**Directions for this task:**
Except for the pictures, reproduce the records word for word.

#### Dataset ####

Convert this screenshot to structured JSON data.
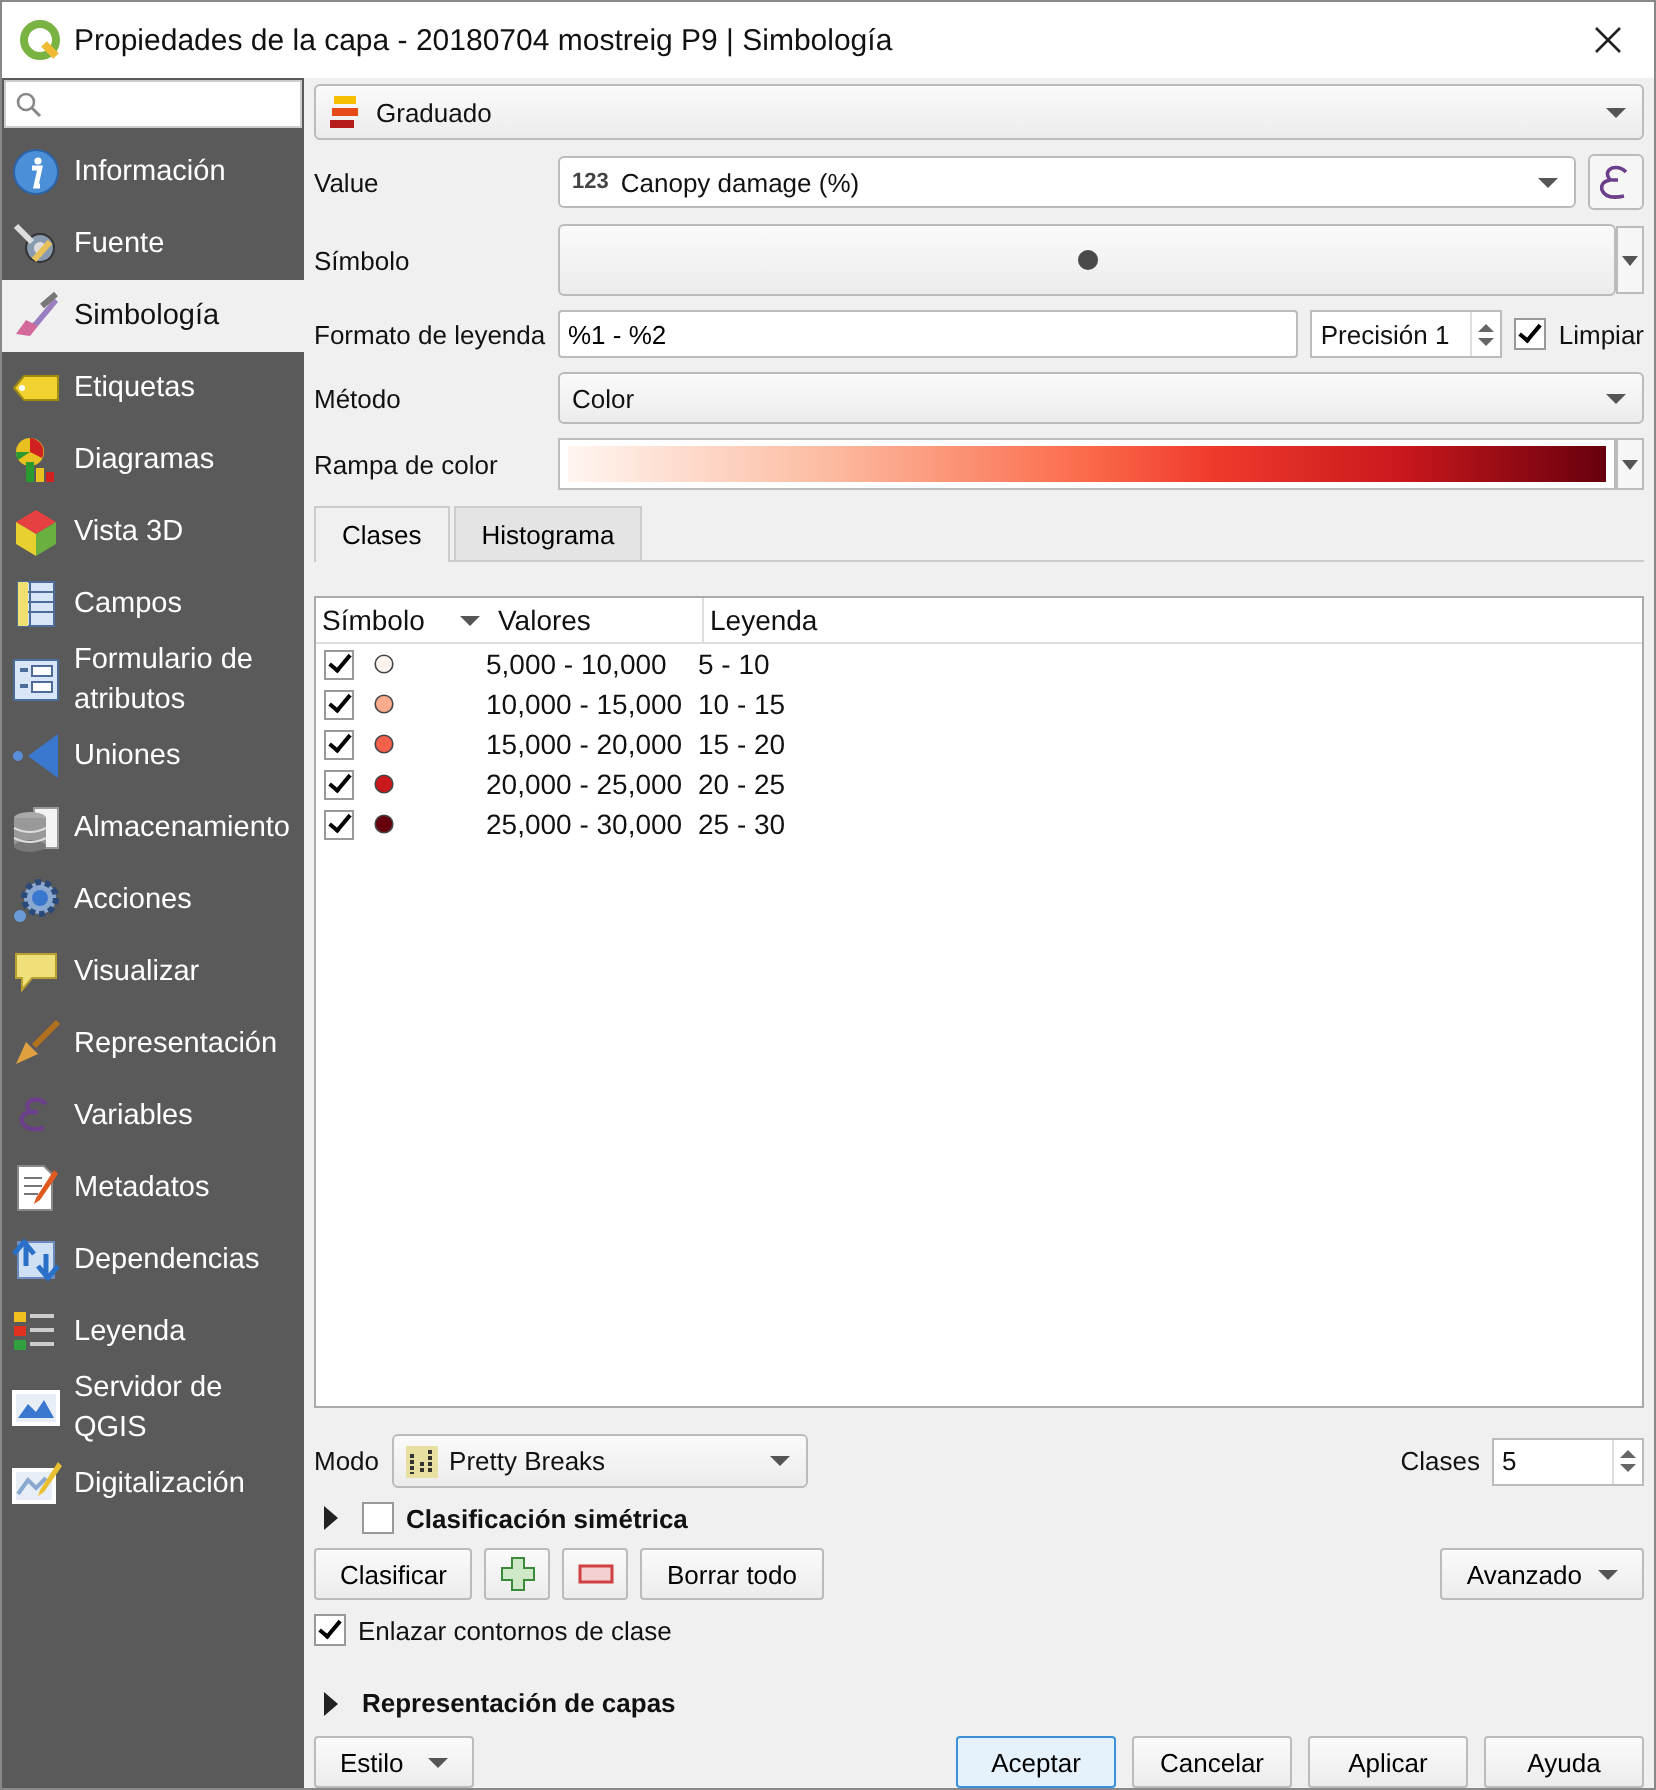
{
  "window": {
    "title": "Propiedades de la capa - 20180704 mostreig P9 | Simbología"
  },
  "sidebar": {
    "items": [
      {
        "label": "Información",
        "selected": false
      },
      {
        "label": "Fuente",
        "selected": false
      },
      {
        "label": "Simbología",
        "selected": true
      },
      {
        "label": "Etiquetas",
        "selected": false
      },
      {
        "label": "Diagramas",
        "selected": false
      },
      {
        "label": "Vista 3D",
        "selected": false
      },
      {
        "label": "Campos",
        "selected": false
      },
      {
        "label": "Formulario de atributos",
        "selected": false
      },
      {
        "label": "Uniones",
        "selected": false
      },
      {
        "label": "Almacenamiento",
        "selected": false
      },
      {
        "label": "Acciones",
        "selected": false
      },
      {
        "label": "Visualizar",
        "selected": false
      },
      {
        "label": "Representación",
        "selected": false
      },
      {
        "label": "Variables",
        "selected": false
      },
      {
        "label": "Metadatos",
        "selected": false
      },
      {
        "label": "Dependencias",
        "selected": false
      },
      {
        "label": "Leyenda",
        "selected": false
      },
      {
        "label": "Servidor de QGIS",
        "selected": false
      },
      {
        "label": "Digitalización",
        "selected": false
      }
    ]
  },
  "renderer": {
    "value": "Graduado"
  },
  "value_field": {
    "label": "Value",
    "type_badge": "123",
    "value": "Canopy damage (%)"
  },
  "symbol": {
    "label": "Símbolo"
  },
  "legend_format": {
    "label": "Formato de leyenda",
    "value": "%1 - %2",
    "precision": "Precisión 1",
    "trim": {
      "label": "Limpiar",
      "checked": true
    }
  },
  "method": {
    "label": "Método",
    "value": "Color"
  },
  "color_ramp": {
    "label": "Rampa de color"
  },
  "tabs": [
    {
      "label": "Clases",
      "selected": true
    },
    {
      "label": "Histograma",
      "selected": false
    }
  ],
  "table": {
    "columns": [
      "Símbolo",
      "Valores",
      "Leyenda"
    ],
    "rows": [
      {
        "checked": true,
        "color": "#fff5f0",
        "values": "5,000 - 10,000",
        "legend": "5 - 10"
      },
      {
        "checked": true,
        "color": "#fcab8f",
        "values": "10,000 - 15,000",
        "legend": "10 - 15"
      },
      {
        "checked": true,
        "color": "#f4604a",
        "values": "15,000 - 20,000",
        "legend": "15 - 20"
      },
      {
        "checked": true,
        "color": "#cb181d",
        "values": "20,000 - 25,000",
        "legend": "20 - 25"
      },
      {
        "checked": true,
        "color": "#67000d",
        "values": "25,000 - 30,000",
        "legend": "25 - 30"
      }
    ]
  },
  "mode": {
    "label": "Modo",
    "value": "Pretty Breaks"
  },
  "classes": {
    "label": "Clases",
    "value": "5"
  },
  "symmetric": {
    "label": "Clasificación simétrica",
    "checked": false,
    "expanded": false
  },
  "classify_button": "Clasificar",
  "clear_button": "Borrar todo",
  "advanced_button": "Avanzado",
  "link_bounds": {
    "label": "Enlazar contornos de clase",
    "checked": true
  },
  "layer_rendering": {
    "label": "Representación de capas",
    "expanded": false
  },
  "style_button": "Estilo",
  "dialog_buttons": [
    {
      "label": "Aceptar",
      "focused": true
    },
    {
      "label": "Cancelar",
      "focused": false
    },
    {
      "label": "Aplicar",
      "focused": false
    },
    {
      "label": "Ayuda",
      "focused": false
    }
  ]
}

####

**Expected answer:**
Convert this screenshot to structured JSON data.
{
  "window": {
    "title": "Propiedades de la capa - 20180704 mostreig P9 | Simbología"
  },
  "sidebar": {
    "items": [
      {
        "label": "Información",
        "selected": false
      },
      {
        "label": "Fuente",
        "selected": false
      },
      {
        "label": "Simbología",
        "selected": true
      },
      {
        "label": "Etiquetas",
        "selected": false
      },
      {
        "label": "Diagramas",
        "selected": false
      },
      {
        "label": "Vista 3D",
        "selected": false
      },
      {
        "label": "Campos",
        "selected": false
      },
      {
        "label": "Formulario de atributos",
        "selected": false
      },
      {
        "label": "Uniones",
        "selected": false
      },
      {
        "label": "Almacenamiento",
        "selected": false
      },
      {
        "label": "Acciones",
        "selected": false
      },
      {
        "label": "Visualizar",
        "selected": false
      },
      {
        "label": "Representación",
        "selected": false
      },
      {
        "label": "Variables",
        "selected": false
      },
      {
        "label": "Metadatos",
        "selected": false
      },
      {
        "label": "Dependencias",
        "selected": false
      },
      {
        "label": "Leyenda",
        "selected": false
      },
      {
        "label": "Servidor de QGIS",
        "selected": false
      },
      {
        "label": "Digitalización",
        "selected": false
      }
    ]
  },
  "renderer": {
    "value": "Graduado"
  },
  "value_field": {
    "label": "Value",
    "type_badge": "123",
    "value": "Canopy damage (%)"
  },
  "symbol": {
    "label": "Símbolo"
  },
  "legend_format": {
    "label": "Formato de leyenda",
    "value": "%1 - %2",
    "precision": "Precisión 1",
    "trim": {
      "label": "Limpiar",
      "checked": true
    }
  },
  "method": {
    "label": "Método",
    "value": "Color"
  },
  "color_ramp": {
    "label": "Rampa de color"
  },
  "tabs": [
    {
      "label": "Clases",
      "selected": true
    },
    {
      "label": "Histograma",
      "selected": false
    }
  ],
  "table": {
    "columns": [
      "Símbolo",
      "Valores",
      "Leyenda"
    ],
    "rows": [
      {
        "checked": true,
        "color": "#fff5f0",
        "values": "5,000 - 10,000",
        "legend": "5 - 10"
      },
      {
        "checked": true,
        "color": "#fcab8f",
        "values": "10,000 - 15,000",
        "legend": "10 - 15"
      },
      {
        "checked": true,
        "color": "#f4604a",
        "values": "15,000 - 20,000",
        "legend": "15 - 20"
      },
      {
        "checked": true,
        "color": "#cb181d",
        "values": "20,000 - 25,000",
        "legend": "20 - 25"
      },
      {
        "checked": true,
        "color": "#67000d",
        "values": "25,000 - 30,000",
        "legend": "25 - 30"
      }
    ]
  },
  "mode": {
    "label": "Modo",
    "value": "Pretty Breaks"
  },
  "classes": {
    "label": "Clases",
    "value": "5"
  },
  "symmetric": {
    "label": "Clasificación simétrica",
    "checked": false,
    "expanded": false
  },
  "classify_button": "Clasificar",
  "clear_button": "Borrar todo",
  "advanced_button": "Avanzado",
  "link_bounds": {
    "label": "Enlazar contornos de clase",
    "checked": true
  },
  "layer_rendering": {
    "label": "Representación de capas",
    "expanded": false
  },
  "style_button": "Estilo",
  "dialog_buttons": [
    {
      "label": "Aceptar",
      "focused": true
    },
    {
      "label": "Cancelar",
      "focused": false
    },
    {
      "label": "Aplicar",
      "focused": false
    },
    {
      "label": "Ayuda",
      "focused": false
    }
  ]
}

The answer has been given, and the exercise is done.